Construction launched Wednesday on a first-of-its kind, natural gas power plant near Houston that won’t have any air emissions.
The 25-megawatt pilot project in La Porte focuses on new technology that will send the carbon dioxide into a sequestration pipeline. The carbon emissions can then be stored or used for industrial purposes or enhanced oil recovery.
The pilot power plant, which will still connect to the Texas grid, is developed by Net Power, which is a collaboration of Chicago-based Exelon Corp., The Woodlands’ CB&I and North Carolina-based 8 Rivers Capital technology commercialization firm. Much of the equipment is manufactured by Toshiba.
Exelon and CB&I are leading the funding for the $140 million project.

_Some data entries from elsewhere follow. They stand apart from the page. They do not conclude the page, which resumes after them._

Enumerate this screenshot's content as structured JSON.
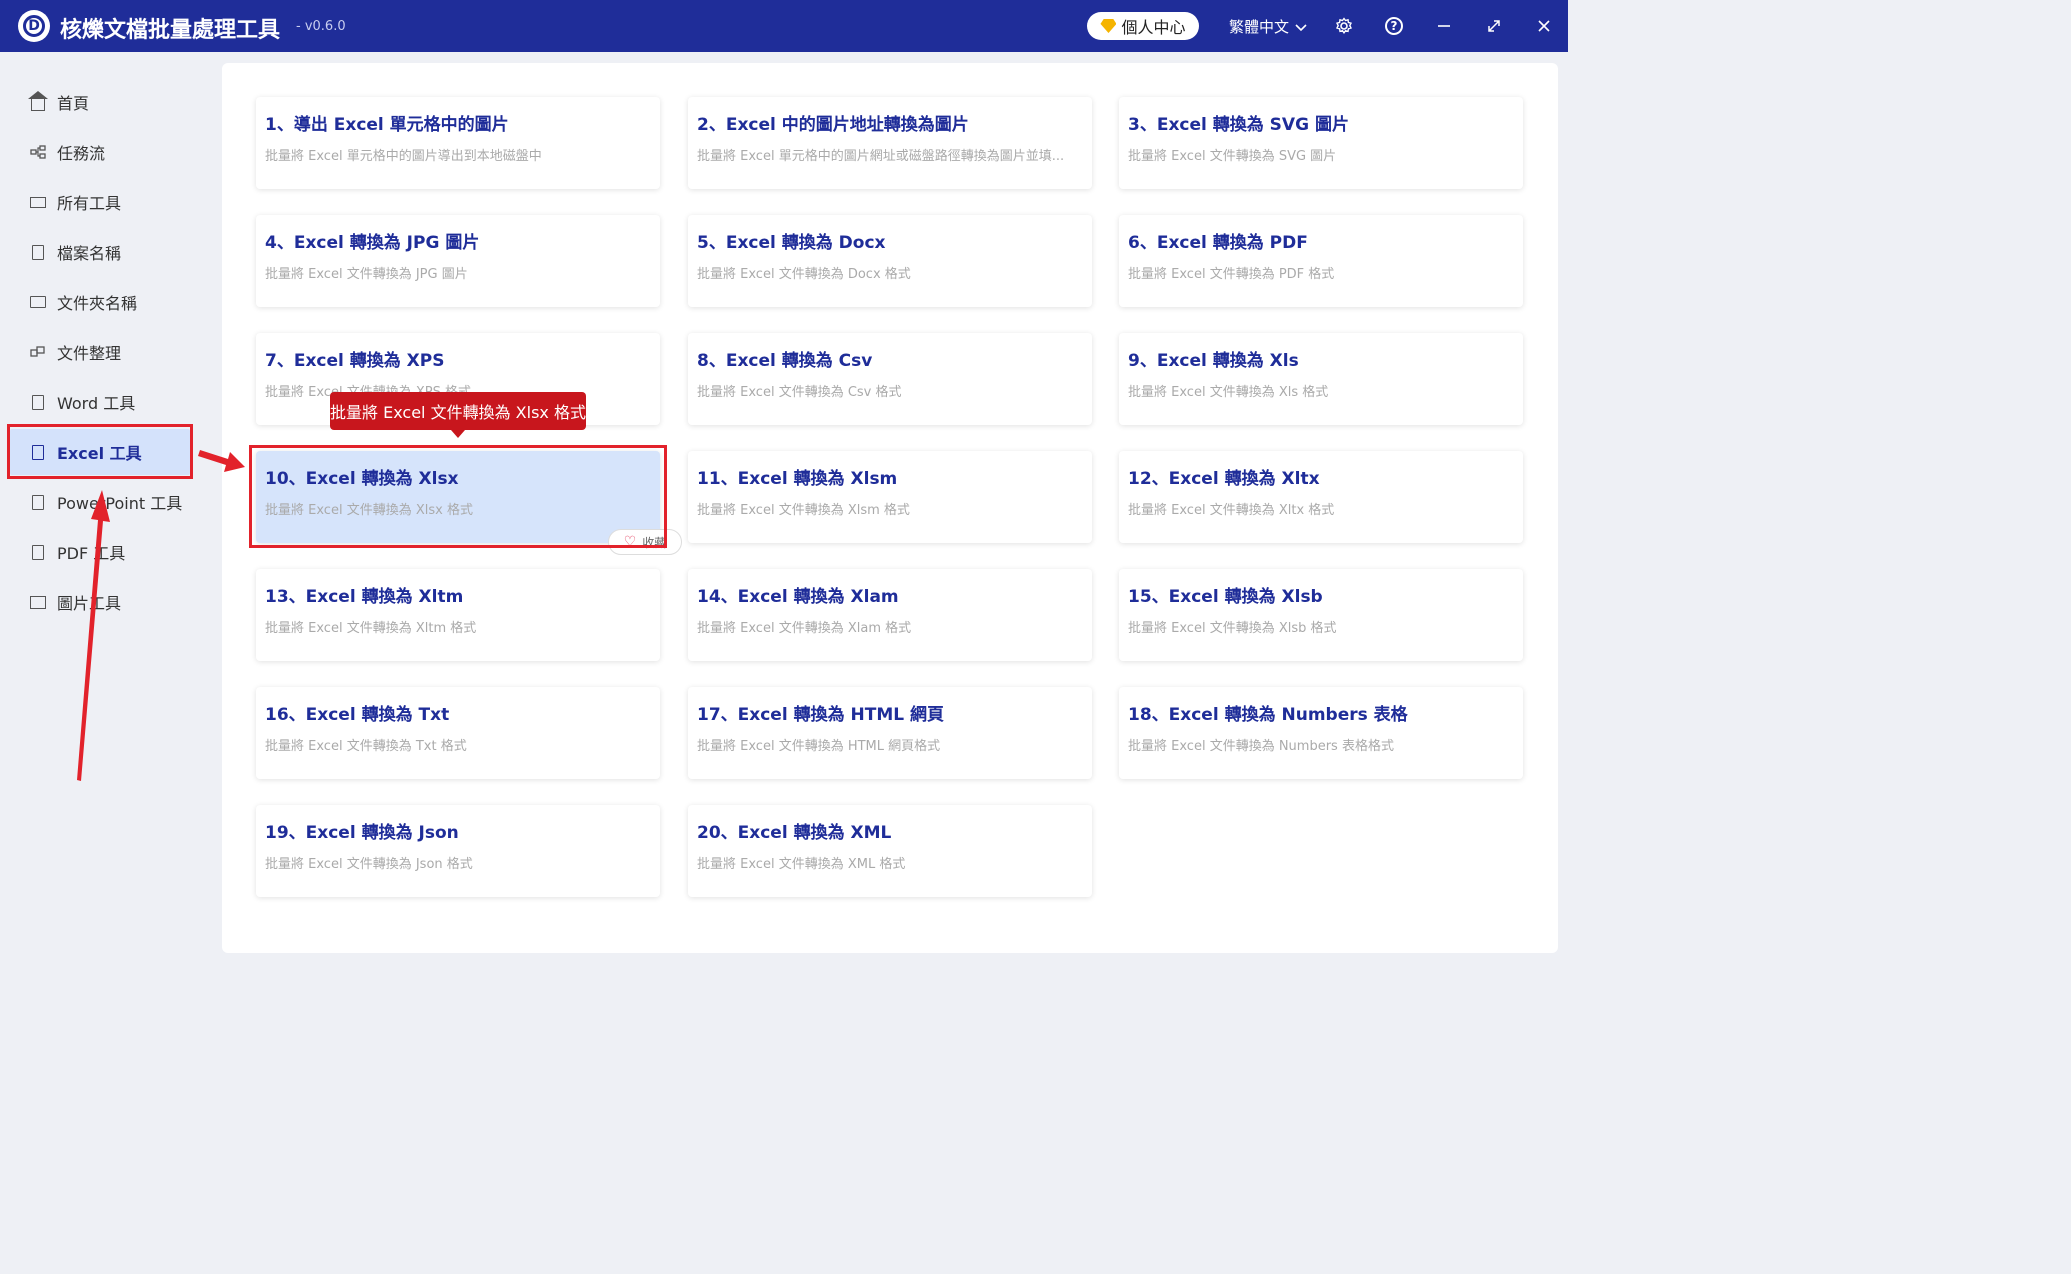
{
  "app": {
    "title": "核爍文檔批量處理工具",
    "version": "- v0.6.0",
    "logo_letter": "D",
    "user_center": "個人中心",
    "language": "繁體中文"
  },
  "sidebar": {
    "items": [
      {
        "label": "首頁",
        "icon": "home-icon"
      },
      {
        "label": "任務流",
        "icon": "workflow-icon"
      },
      {
        "label": "所有工具",
        "icon": "monitor-icon"
      },
      {
        "label": "檔案名稱",
        "icon": "file-name-icon"
      },
      {
        "label": "文件夾名稱",
        "icon": "folder-icon"
      },
      {
        "label": "文件整理",
        "icon": "organize-icon"
      },
      {
        "label": "Word 工具",
        "icon": "word-icon"
      },
      {
        "label": "Excel 工具",
        "icon": "excel-icon"
      },
      {
        "label": "PowerPoint 工具",
        "icon": "powerpoint-icon"
      },
      {
        "label": "PDF 工具",
        "icon": "pdf-icon"
      },
      {
        "label": "圖片工具",
        "icon": "image-icon"
      }
    ],
    "active_index": 7
  },
  "tools": [
    {
      "title": "1、導出 Excel 單元格中的圖片",
      "desc": "批量將 Excel 單元格中的圖片導出到本地磁盤中"
    },
    {
      "title": "2、Excel 中的圖片地址轉換為圖片",
      "desc": "批量將 Excel 單元格中的圖片網址或磁盤路徑轉換為圖片並填..."
    },
    {
      "title": "3、Excel 轉換為 SVG 圖片",
      "desc": "批量將 Excel 文件轉換為 SVG 圖片"
    },
    {
      "title": "4、Excel 轉換為 JPG 圖片",
      "desc": "批量將 Excel 文件轉換為 JPG 圖片"
    },
    {
      "title": "5、Excel 轉換為 Docx",
      "desc": "批量將 Excel 文件轉換為 Docx 格式"
    },
    {
      "title": "6、Excel 轉換為 PDF",
      "desc": "批量將 Excel 文件轉換為 PDF 格式"
    },
    {
      "title": "7、Excel 轉換為 XPS",
      "desc": "批量將 Excel 文件轉換為 XPS 格式"
    },
    {
      "title": "8、Excel 轉換為 Csv",
      "desc": "批量將 Excel 文件轉換為 Csv 格式"
    },
    {
      "title": "9、Excel 轉換為 Xls",
      "desc": "批量將 Excel 文件轉換為 Xls 格式"
    },
    {
      "title": "10、Excel 轉換為 Xlsx",
      "desc": "批量將 Excel 文件轉換為 Xlsx 格式"
    },
    {
      "title": "11、Excel 轉換為 Xlsm",
      "desc": "批量將 Excel 文件轉換為 Xlsm 格式"
    },
    {
      "title": "12、Excel 轉換為 Xltx",
      "desc": "批量將 Excel 文件轉換為 Xltx 格式"
    },
    {
      "title": "13、Excel 轉換為 Xltm",
      "desc": "批量將 Excel 文件轉換為 Xltm 格式"
    },
    {
      "title": "14、Excel 轉換為 Xlam",
      "desc": "批量將 Excel 文件轉換為 Xlam 格式"
    },
    {
      "title": "15、Excel 轉換為 Xlsb",
      "desc": "批量將 Excel 文件轉換為 Xlsb 格式"
    },
    {
      "title": "16、Excel 轉換為 Txt",
      "desc": "批量將 Excel 文件轉換為 Txt 格式"
    },
    {
      "title": "17、Excel 轉換為 HTML 網頁",
      "desc": "批量將 Excel 文件轉換為 HTML 網頁格式"
    },
    {
      "title": "18、Excel 轉換為 Numbers 表格",
      "desc": "批量將 Excel 文件轉換為 Numbers 表格格式"
    },
    {
      "title": "19、Excel 轉換為 Json",
      "desc": "批量將 Excel 文件轉換為 Json 格式"
    },
    {
      "title": "20、Excel 轉換為 XML",
      "desc": "批量將 Excel 文件轉換為 XML 格式"
    }
  ],
  "highlighted_tool_index": 9,
  "tooltip": "批量將 Excel 文件轉換為 Xlsx 格式",
  "favorite_label": "收藏",
  "colors": {
    "titlebar": "#1f2d99",
    "accent": "#1f2d99",
    "highlight_bg": "#d6e4fb",
    "annotation_red": "#e2222b",
    "tooltip_red": "#c8161d"
  }
}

If proven successful, the idea is to start building larger, 295-megawatt power plants that would represent the next generation of cleaner-burning, natural gas plants.

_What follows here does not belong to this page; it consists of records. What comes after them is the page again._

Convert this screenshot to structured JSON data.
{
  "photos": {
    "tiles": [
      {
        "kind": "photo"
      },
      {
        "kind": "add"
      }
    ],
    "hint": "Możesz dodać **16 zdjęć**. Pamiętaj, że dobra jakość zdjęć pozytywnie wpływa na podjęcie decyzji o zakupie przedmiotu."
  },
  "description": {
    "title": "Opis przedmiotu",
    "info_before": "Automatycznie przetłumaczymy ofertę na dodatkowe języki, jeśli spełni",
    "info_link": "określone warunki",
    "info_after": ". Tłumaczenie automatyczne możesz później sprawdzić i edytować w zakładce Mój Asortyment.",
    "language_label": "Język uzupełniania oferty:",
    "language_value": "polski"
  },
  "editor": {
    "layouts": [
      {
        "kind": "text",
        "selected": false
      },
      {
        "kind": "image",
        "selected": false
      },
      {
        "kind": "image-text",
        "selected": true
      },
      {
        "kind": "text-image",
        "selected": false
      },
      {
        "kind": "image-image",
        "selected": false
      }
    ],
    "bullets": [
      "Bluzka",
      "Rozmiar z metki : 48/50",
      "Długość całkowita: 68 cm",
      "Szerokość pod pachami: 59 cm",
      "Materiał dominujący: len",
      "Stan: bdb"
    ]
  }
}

“Net Power is the first technology that allows policy and economics to work together, instead of against each other, to ensure the world meets our climate targets,” said Net Power CEO Bill Brown in a prepared statement Wednesday. “Today marks a significant step for our world-class team … towards delivering a technology that will be the cornerstone of a modern global energy infrastructure that is clean, affordable and flexible.”

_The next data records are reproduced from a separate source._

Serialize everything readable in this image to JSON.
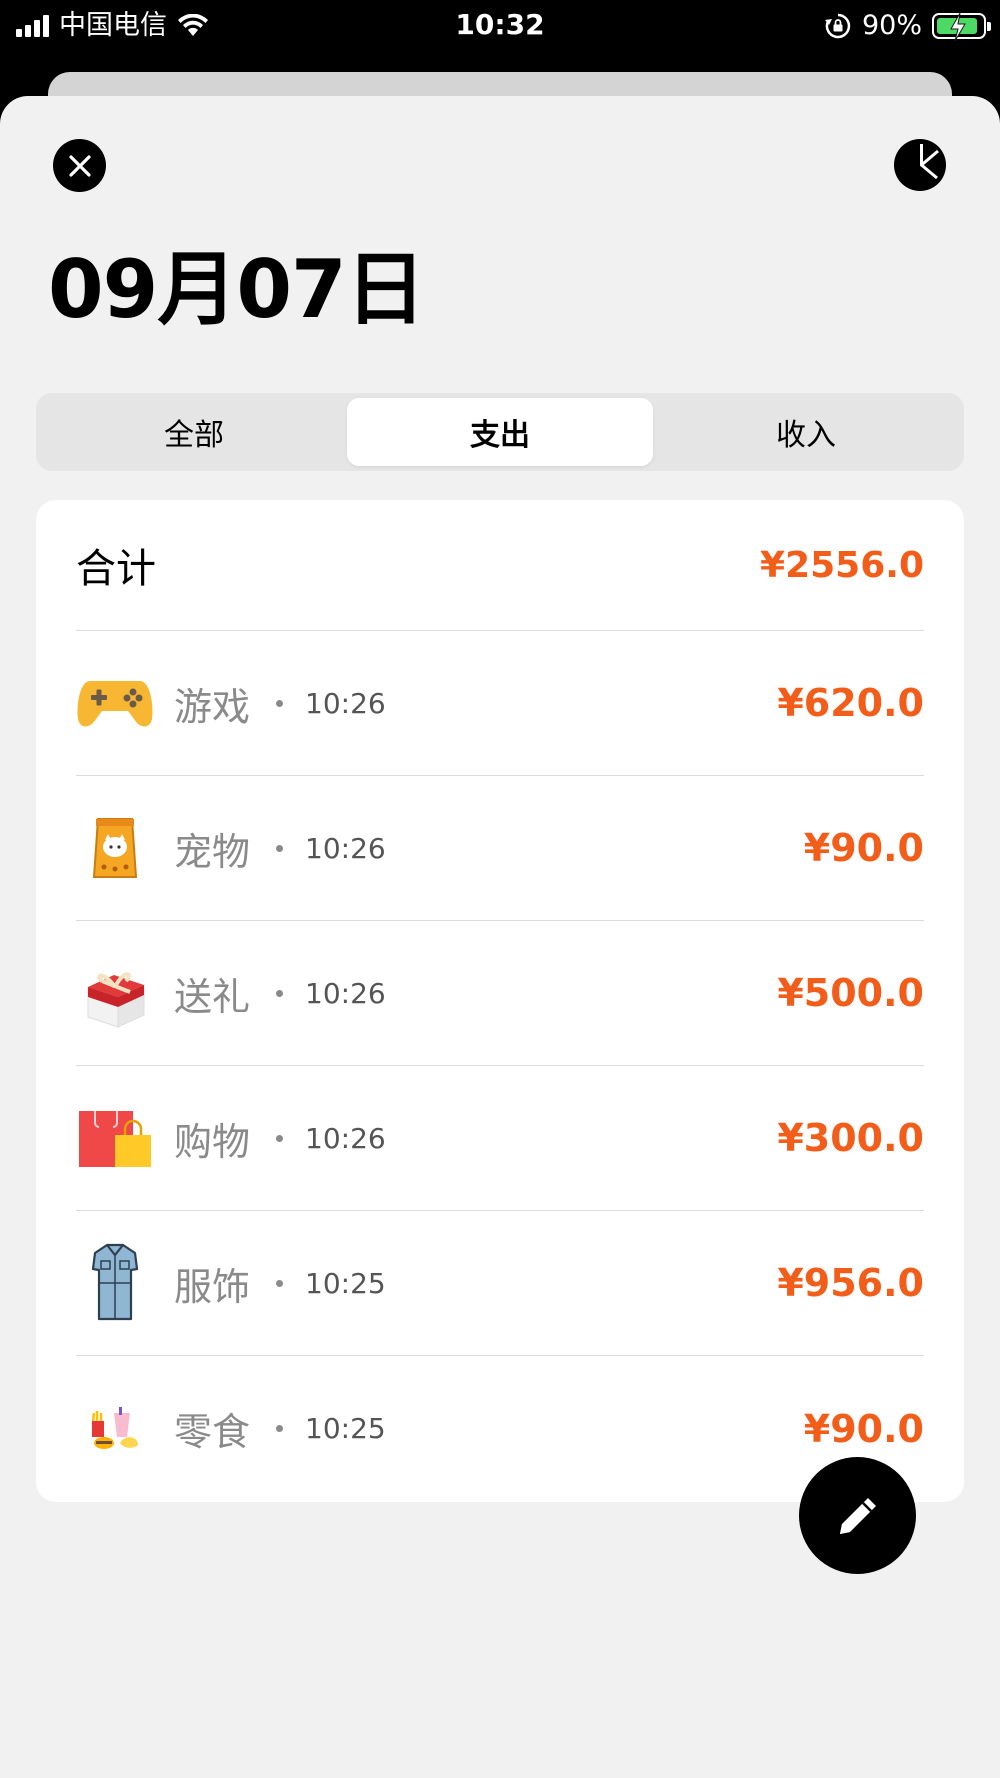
{
  "status_bar": {
    "carrier": "中国电信",
    "time": "10:32",
    "battery": "90%",
    "battery_level": 0.9
  },
  "header": {
    "date_title": "09月07日"
  },
  "tabs": [
    {
      "label": "全部",
      "active": false
    },
    {
      "label": "支出",
      "active": true
    },
    {
      "label": "收入",
      "active": false
    }
  ],
  "summary": {
    "total_label": "合计",
    "total_amount": "¥2556.0"
  },
  "records": [
    {
      "icon": "gamepad-icon",
      "category": "游戏",
      "time": "10:26",
      "amount": "¥620.0"
    },
    {
      "icon": "pet-food-bag-icon",
      "category": "宠物",
      "time": "10:26",
      "amount": "¥90.0"
    },
    {
      "icon": "gift-box-icon",
      "category": "送礼",
      "time": "10:26",
      "amount": "¥500.0"
    },
    {
      "icon": "shopping-bags-icon",
      "category": "购物",
      "time": "10:26",
      "amount": "¥300.0"
    },
    {
      "icon": "dress-icon",
      "category": "服饰",
      "time": "10:25",
      "amount": "¥956.0"
    },
    {
      "icon": "snacks-icon",
      "category": "零食",
      "time": "10:25",
      "amount": "¥90.0"
    }
  ],
  "colors": {
    "accent": "#f35d1a",
    "sheet_background": "#f1f1f1",
    "card_background": "#ffffff",
    "battery_green": "#4cd964"
  }
}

The power plant will utilize a thermodynamic cycle technology, called the Allam cycle after its lead inventor, to generate cleaner power from fossil fuels. The idea is to build environmentally friendly power plants from scratch, rather than financing costly carbon capture projects to make existing coal plants cleaner.
The project is expected to come online in 2017.